VNAV and LPV approaches is still based on reaching
the decision altitude without any of the items listed in
14 CFR Section 91.175 being visible, and must not be
delayed while waiting for the ATD to reach zero. The
WAAS receiver, unlike a GPS receiver, will
automatically sequence past the MAWP if the missed
approach procedure has been designed for RNAV.
The pilot may also select missed approach prior to the
MAWP; however, navigation will continue to the
MAWP prior to waypoint sequencing taking place.


−1−19. Ground Based Augmentation

System (GBAS) Landing System (GLS)

a. General


The GLS provides precision navigation

guidance for exact alignment and descent of aircraft
on approach to a runway. GBAS equipment provides
localized differential augmentation to the Global
Positioning System (GPS).


To remain consistent with international terminology, the
FAA will use the term GBAS in place of the former term
Local Area Augmentation System (LAAS).


GLS displays three

−dimension vertical and

horizontal navigation guidance to the pilot much like

ILS. GLS navigation is based on GPS signals
augmented by position correction, integrity parame-
ters, and approach path definition information
transmitted over VHF from the local GBAS ground
station. One GBAS station can support multiple GLS
precision approaches to nearby runways within the
GBAS’s maximum use distance.


GLS provides guidance similar to ILS

approaches for the final approach segment, though
the approach service volume has different dimen-
sions (see FIG 1

−1−8). The GLS approach is

constructed using the RNP approach (RNP APCH)
navigation specification, and may include vertically

guided turn(s) after the IAF or on the missed approach
procedure.

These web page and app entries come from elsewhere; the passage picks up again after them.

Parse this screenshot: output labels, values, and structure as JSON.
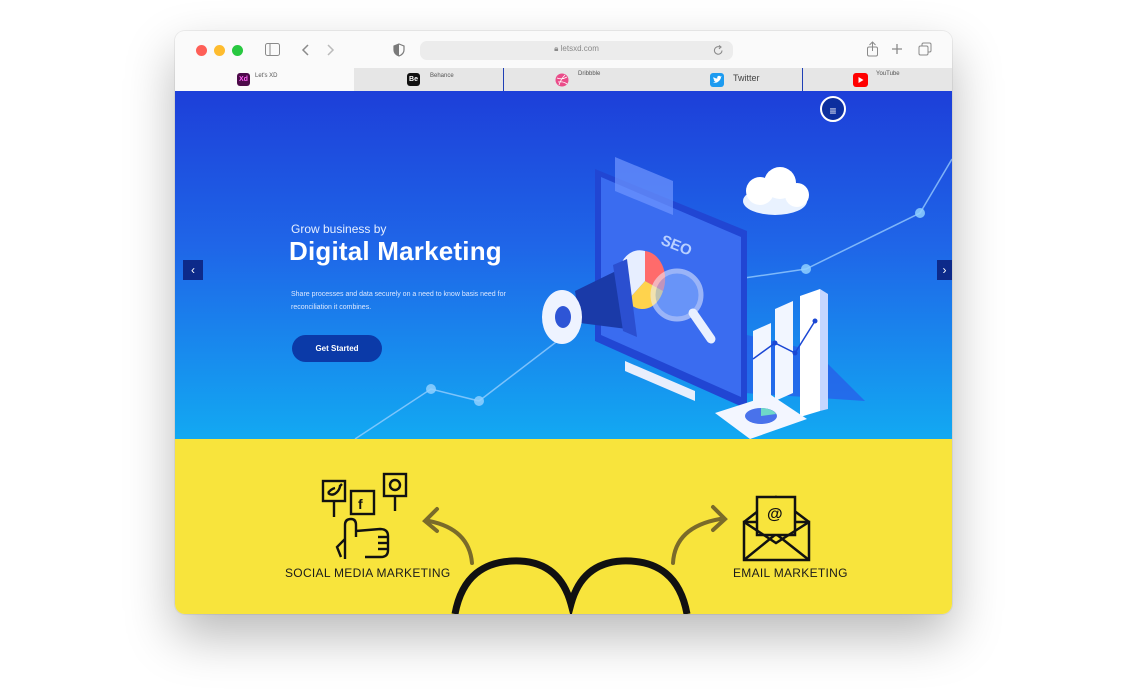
{
  "browser": {
    "url": "letsxd.com",
    "icons": {
      "sidebar": "sidebar-icon",
      "back": "back-icon",
      "forward": "forward-icon",
      "privacy": "shield-icon",
      "reload": "reload-icon",
      "share": "share-icon",
      "new_tab": "plus-icon",
      "tab_overview": "tabs-icon",
      "lock": "lock-icon"
    },
    "tabs": [
      {
        "label": "Let's XD",
        "favicon": "Xd",
        "color": "#4d0a4a",
        "active": true
      },
      {
        "label": "Behance",
        "favicon": "Be",
        "color": "#111111",
        "active": false
      },
      {
        "label": "Dribbble",
        "favicon": "dribbble-icon",
        "color": "#ea4c89",
        "active": false
      },
      {
        "label": "Twitter",
        "favicon": "twitter-icon",
        "color": "#1d9bf0",
        "active": false
      },
      {
        "label": "YouTube",
        "favicon": "youtube-icon",
        "color": "#ff0000",
        "active": false
      }
    ]
  },
  "hero": {
    "subtitle": "Grow business by",
    "title": "Digital Marketing",
    "description": "Share processes and data securely on a need to know basis need for reconciliation it combines.",
    "cta_label": "Get Started",
    "prev_arrow": "‹",
    "next_arrow": "›",
    "menu_icon": "≡",
    "illustration_text": "SEO"
  },
  "section": {
    "left_label": "SOCIAL MEDIA MARKETING",
    "right_label": "EMAIL MARKETING",
    "social_f": "f"
  },
  "colors": {
    "accent": "#1d3fd9",
    "cta": "#0b3aa8",
    "yellow": "#f8e43c"
  }
}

Portions of the approach prior to an IAF
and after the final approach segment may also require
Area Navigation (RNAV) typically using the
Required Navigation Performance 1 (RNP 1)
navigation specification. See paragraph 1

−2−1 for

more information on navigation specifications.




consists of a GBAS Ground Facility

(GGF), at least four ground


reference stations, a

corrections processor, a VHF Data Broadcast (VDB)
uplink antenna, an aircraft GBAS receiver, and a
charted instrument approach procedure.

b. Procedure


Pilots will select the five digit GBAS channel

number of the associated GLS approach within the
Flight Management System (FMS) menu or
manually select the five digits (system dependent).
Selection of the GBAS channel number also tunes the


Following procedure selection, confirmation

that the correct GLS procedure is loaded can be
accomplished by cross checking the charted
Reference Path Indicator (RPI) or approach ID with
the cockpit displayed RPI or audio identification of
the RPI with Morse Code (for some systems).
Distance to the runway threshold will be displayed to
the pilot once the aircraft is inside the approach
service volume.


The pilot will fly the GLS approach using

many of the same techniques as ILS


including using

a heading or lateral steering mode to intercept the
GLS final approach course and then switching to the
appropriate approach navigation mode once the
aircraft is within the approach service volume and
prior to the glide path intercept point.  See also the
Instrument Procedures Handbook for more informa-
tion on GLS.


7110.65R CHG 2